Task statement: Please return the full listing below without altering anything.

Input:
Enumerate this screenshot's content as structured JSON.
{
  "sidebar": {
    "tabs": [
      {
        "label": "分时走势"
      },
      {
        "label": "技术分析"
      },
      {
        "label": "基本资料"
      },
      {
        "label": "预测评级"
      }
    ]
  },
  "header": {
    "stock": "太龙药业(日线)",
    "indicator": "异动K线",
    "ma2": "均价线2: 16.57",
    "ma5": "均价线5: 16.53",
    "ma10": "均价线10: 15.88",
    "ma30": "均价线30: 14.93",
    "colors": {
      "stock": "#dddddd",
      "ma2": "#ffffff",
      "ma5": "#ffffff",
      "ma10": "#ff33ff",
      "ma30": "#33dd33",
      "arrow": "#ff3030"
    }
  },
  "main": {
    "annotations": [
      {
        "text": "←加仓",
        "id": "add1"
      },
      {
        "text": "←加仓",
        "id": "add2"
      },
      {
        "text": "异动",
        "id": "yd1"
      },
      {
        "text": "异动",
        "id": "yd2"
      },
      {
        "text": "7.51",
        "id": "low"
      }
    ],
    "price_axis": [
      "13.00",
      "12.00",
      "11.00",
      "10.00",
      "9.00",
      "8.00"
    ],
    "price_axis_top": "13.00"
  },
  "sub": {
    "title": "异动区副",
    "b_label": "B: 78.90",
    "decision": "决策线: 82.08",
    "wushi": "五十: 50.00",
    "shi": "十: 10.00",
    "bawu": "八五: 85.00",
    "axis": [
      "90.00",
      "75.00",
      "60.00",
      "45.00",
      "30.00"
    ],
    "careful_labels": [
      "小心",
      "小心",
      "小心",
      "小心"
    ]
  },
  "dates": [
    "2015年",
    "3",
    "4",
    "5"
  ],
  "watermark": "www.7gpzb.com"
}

Response for this exercise:
Enumerate this screenshot's content as structured JSON.
{
  "sidebar": {
    "tabs": [
      {
        "label": "分时走势"
      },
      {
        "label": "技术分析"
      },
      {
        "label": "基本资料"
      },
      {
        "label": "预测评级"
      }
    ]
  },
  "header": {
    "stock": "太龙药业(日线)",
    "indicator": "异动K线",
    "ma2": "均价线2: 16.57",
    "ma5": "均价线5: 16.53",
    "ma10": "均价线10: 15.88",
    "ma30": "均价线30: 14.93",
    "colors": {
      "stock": "#dddddd",
      "ma2": "#ffffff",
      "ma5": "#ffffff",
      "ma10": "#ff33ff",
      "ma30": "#33dd33",
      "arrow": "#ff3030"
    }
  },
  "main": {
    "annotations": [
      {
        "text": "←加仓",
        "id": "add1"
      },
      {
        "text": "←加仓",
        "id": "add2"
      },
      {
        "text": "异动",
        "id": "yd1"
      },
      {
        "text": "异动",
        "id": "yd2"
      },
      {
        "text": "7.51",
        "id": "low"
      }
    ],
    "price_axis": [
      "13.00",
      "12.00",
      "11.00",
      "10.00",
      "9.00",
      "8.00"
    ],
    "price_axis_top": "13.00"
  },
  "sub": {
    "title": "异动区副",
    "b_label": "B: 78.90",
    "decision": "决策线: 82.08",
    "wushi": "五十: 50.00",
    "shi": "十: 10.00",
    "bawu": "八五: 85.00",
    "axis": [
      "90.00",
      "75.00",
      "60.00",
      "45.00",
      "30.00"
    ],
    "careful_labels": [
      "小心",
      "小心",
      "小心",
      "小心"
    ]
  },
  "dates": [
    "2015年",
    "3",
    "4",
    "5"
  ],
  "watermark": "www.7gpzb.com"
}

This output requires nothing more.